If your company is like most U.S. businesses, it has been severely impacted by the ongoing coronavirus crisis and the stay-at-home orders that have been mandated across the country. Legislation was recently passed by Congress and signed into law that may make available disaster relief to your company: the Coronavirus Aid, Relief, and Economic Security Act (the "CARES" Act).
The CARES Act established a new business loan program, the Paycheck Protection Loan Program ("PPP"), which will enable a U.S. company qualifying as a small business to receive a loan in the amount of 2.5 times the company's monthly payroll costs. As part of the PPP, companies may be eligible for loan forgiveness on any loan proceeds applied during the eight-week period immediately following receipt of the loan towards payroll, rent, utilities, and interest on mortgage and debt obligations incurred prior to February 15, 2020, provided that all employees are kept on the payroll for the eight week period and the documentation verifying the use is submitted to the lender. Any loan proceeds that are not forgiven will have a maturity of 2 years and an interest rate of 1%. The program is described in more detail on this weblink. The interim regulations describing how the program will work are linked here and the FAQ addressing questions and answers is linked here.

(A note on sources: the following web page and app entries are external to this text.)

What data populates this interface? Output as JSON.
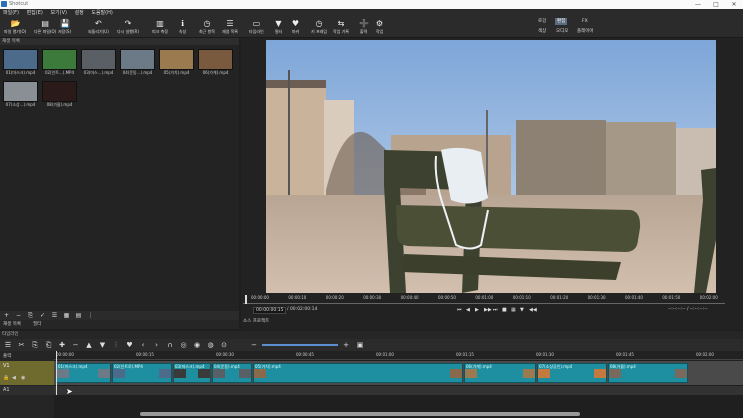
{
  "window": {
    "title": "Shotcut",
    "minimize": "—",
    "maximize": "□",
    "close": "✕"
  },
  "menu": [
    "파일(F)",
    "편집(E)",
    "보기(V)",
    "설정",
    "도움말(H)"
  ],
  "toolbar": [
    {
      "icon": "folder-open-icon",
      "glyph": "📂",
      "label": "파일 열기(O)"
    },
    {
      "icon": "file-other-icon",
      "glyph": "▤",
      "label": "다른 파일(O)"
    },
    {
      "icon": "save-icon",
      "glyph": "💾",
      "label": "저장(S)"
    },
    {
      "icon": "undo-icon",
      "glyph": "↶",
      "label": "되돌리기(U)"
    },
    {
      "icon": "redo-icon",
      "glyph": "↷",
      "label": "다시 실행(R)"
    },
    {
      "icon": "peak-meter-icon",
      "glyph": "▥",
      "label": "피크 측정"
    },
    {
      "icon": "properties-icon",
      "glyph": "ℹ",
      "label": "속성"
    },
    {
      "icon": "recent-icon",
      "glyph": "◷",
      "label": "최근 항목"
    },
    {
      "icon": "playlist-icon",
      "glyph": "☰",
      "label": "재생 목록"
    },
    {
      "icon": "timeline-icon",
      "glyph": "▭",
      "label": "타임라인"
    },
    {
      "icon": "filter-icon",
      "glyph": "▼",
      "label": "필터"
    },
    {
      "icon": "markers-icon",
      "glyph": "♥",
      "label": "마커"
    },
    {
      "icon": "keyframes-icon",
      "glyph": "◷",
      "label": "키 프레임"
    },
    {
      "icon": "history-icon",
      "glyph": "⇆",
      "label": "작업 기록"
    },
    {
      "icon": "export-icon",
      "glyph": "➕",
      "label": "출력"
    },
    {
      "icon": "jobs-icon",
      "glyph": "⚙",
      "label": "작업"
    }
  ],
  "layouts": {
    "row1": [
      {
        "label": "로깅",
        "selected": false
      },
      {
        "label": "편집",
        "selected": true
      },
      {
        "label": "FX",
        "selected": false
      }
    ],
    "row2": [
      {
        "label": "색상",
        "selected": false
      },
      {
        "label": "오디오",
        "selected": false
      },
      {
        "label": "플레이어",
        "selected": false
      }
    ]
  },
  "playlist": {
    "title": "재생 목록",
    "items": [
      {
        "label": "01(마스크).mp4"
      },
      {
        "label": "02(인트...).MP4"
      },
      {
        "label": "03(마스...).mp4"
      },
      {
        "label": "04(운동...).mp4"
      },
      {
        "label": "05(가치).mp4"
      },
      {
        "label": "06(가게).mp4"
      },
      {
        "label": "07(소상...).mp4"
      },
      {
        "label": "08(가을).mp4"
      }
    ],
    "tabs": [
      "재생 목록",
      "필터"
    ],
    "buttons": [
      "+",
      "−",
      "⎘",
      "✓",
      "☰",
      "▦",
      "▤",
      "⋮"
    ]
  },
  "viewer": {
    "scrub_labels": [
      "00:00:00",
      "00:00:10",
      "00:00:20",
      "00:00:30",
      "00:00:40",
      "00:00:50",
      "00:01:00",
      "00:01:10",
      "00:01:20",
      "00:01:30",
      "00:01:40",
      "00:01:50",
      "00:02:00"
    ],
    "position": "00:00:00:15",
    "duration": "/ 00:02:00:14",
    "in_out": "--:--:--:-- / --:--:--:--",
    "tabs": "소스   프로젝트",
    "controls": [
      "⏮",
      "◀",
      "▶",
      "▶▶",
      "⏭",
      "■",
      "▦",
      "▼",
      "◀◀"
    ]
  },
  "timeline": {
    "header": "타임라인",
    "output_label": "출력",
    "ruler": [
      "00:00:00",
      "00:00:15",
      "00:00:30",
      "00:00:45",
      "00:01:00",
      "00:01:15",
      "00:01:30",
      "00:01:45",
      "00:02:00"
    ],
    "v1_label": "V1",
    "a1_label": "A1",
    "clips": [
      {
        "label": "01(마스크).mp4",
        "w": 55
      },
      {
        "label": "02(인트로).MP4",
        "w": 60
      },
      {
        "label": "03(마스크).mp4",
        "w": 38
      },
      {
        "label": "04(운동).mp4",
        "w": 40
      },
      {
        "label": "05(가치).mp4",
        "w": 210
      },
      {
        "label": "06(가게).mp4",
        "w": 72
      },
      {
        "label": "07(소상공인).mp4",
        "w": 70
      },
      {
        "label": "08(가을).mp4",
        "w": 80
      }
    ]
  }
}
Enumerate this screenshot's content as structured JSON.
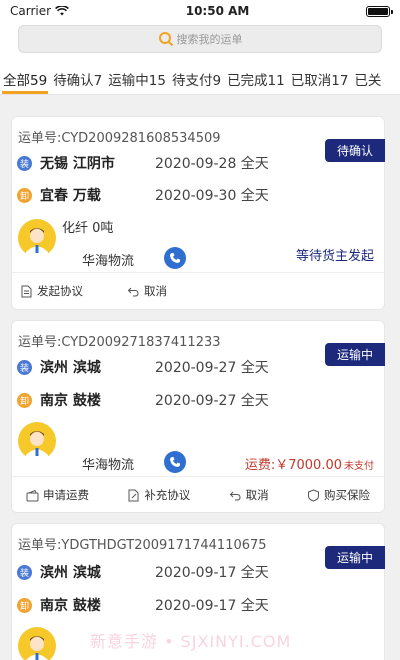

To participate in this loan program, your company should submit an application through your primary bank. Alternatively, many online and non-bank business lenders are also participating in the loan program, so working through such a lender may be an available option.
In addition, your company may be eligible for an economic injury disaster loan advance of up to $10,000. Originally these advances were supposed to be available within 3 days of submitting an application; however, this now been revised to remove a deadline. Advances should be requested directly through the SBA website at this link. The loan advance will not have to be repaid but the amount may be deducted from a subsequently obtained PPP loan.
It is anticipated that the funds allocated to this program are going to run out before all the applications are processed, so companies are being encouraged to submit applications as soon as possible. It is unfortunately not clear how long businesses will have to wait to receive the aid. To date, the Silicon Valley IP Licensing Law Blog is only aware of one approved business and has heard of no business actually receiving any aid through these programs.